**Action item:**
Go over the records and copy every line with the string "title".

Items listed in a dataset
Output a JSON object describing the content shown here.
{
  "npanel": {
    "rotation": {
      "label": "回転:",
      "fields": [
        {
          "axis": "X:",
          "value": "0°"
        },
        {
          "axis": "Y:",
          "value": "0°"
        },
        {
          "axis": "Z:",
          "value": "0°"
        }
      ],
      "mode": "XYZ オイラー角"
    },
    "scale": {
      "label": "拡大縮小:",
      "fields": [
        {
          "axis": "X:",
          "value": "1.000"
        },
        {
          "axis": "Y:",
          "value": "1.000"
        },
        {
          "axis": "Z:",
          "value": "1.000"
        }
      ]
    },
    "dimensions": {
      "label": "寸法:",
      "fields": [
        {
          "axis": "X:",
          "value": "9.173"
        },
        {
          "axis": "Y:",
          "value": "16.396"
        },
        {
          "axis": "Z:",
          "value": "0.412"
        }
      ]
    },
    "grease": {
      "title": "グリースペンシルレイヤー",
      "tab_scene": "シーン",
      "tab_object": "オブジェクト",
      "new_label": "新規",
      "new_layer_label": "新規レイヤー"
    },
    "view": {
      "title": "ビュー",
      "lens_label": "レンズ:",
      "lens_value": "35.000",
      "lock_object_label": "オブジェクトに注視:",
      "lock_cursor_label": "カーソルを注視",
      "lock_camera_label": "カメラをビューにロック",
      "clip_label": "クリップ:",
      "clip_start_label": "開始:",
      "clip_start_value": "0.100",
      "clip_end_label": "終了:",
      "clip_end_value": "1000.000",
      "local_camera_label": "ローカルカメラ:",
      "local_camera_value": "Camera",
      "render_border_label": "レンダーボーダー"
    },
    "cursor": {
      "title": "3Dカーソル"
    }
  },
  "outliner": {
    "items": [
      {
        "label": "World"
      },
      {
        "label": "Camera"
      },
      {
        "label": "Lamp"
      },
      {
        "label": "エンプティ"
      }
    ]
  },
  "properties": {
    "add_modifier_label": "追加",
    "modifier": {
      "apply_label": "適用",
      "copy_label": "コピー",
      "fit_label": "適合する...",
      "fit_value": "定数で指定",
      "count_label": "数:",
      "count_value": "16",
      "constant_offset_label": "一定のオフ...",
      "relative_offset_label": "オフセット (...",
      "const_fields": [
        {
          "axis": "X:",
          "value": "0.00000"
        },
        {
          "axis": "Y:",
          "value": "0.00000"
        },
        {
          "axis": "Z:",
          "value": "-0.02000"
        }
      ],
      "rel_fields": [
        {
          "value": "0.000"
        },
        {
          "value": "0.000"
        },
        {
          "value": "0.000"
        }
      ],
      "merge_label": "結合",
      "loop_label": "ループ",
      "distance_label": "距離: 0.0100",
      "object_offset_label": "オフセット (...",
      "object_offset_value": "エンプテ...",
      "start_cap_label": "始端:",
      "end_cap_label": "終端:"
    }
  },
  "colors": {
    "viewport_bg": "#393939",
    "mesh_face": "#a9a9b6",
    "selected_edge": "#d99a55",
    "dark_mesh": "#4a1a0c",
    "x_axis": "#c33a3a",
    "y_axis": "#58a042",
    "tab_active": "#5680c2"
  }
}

**Solution to this exercise:**
      "title": "グリースペンシルレイヤー",
      "title": "ビュー",
      "title": "3Dカーソル"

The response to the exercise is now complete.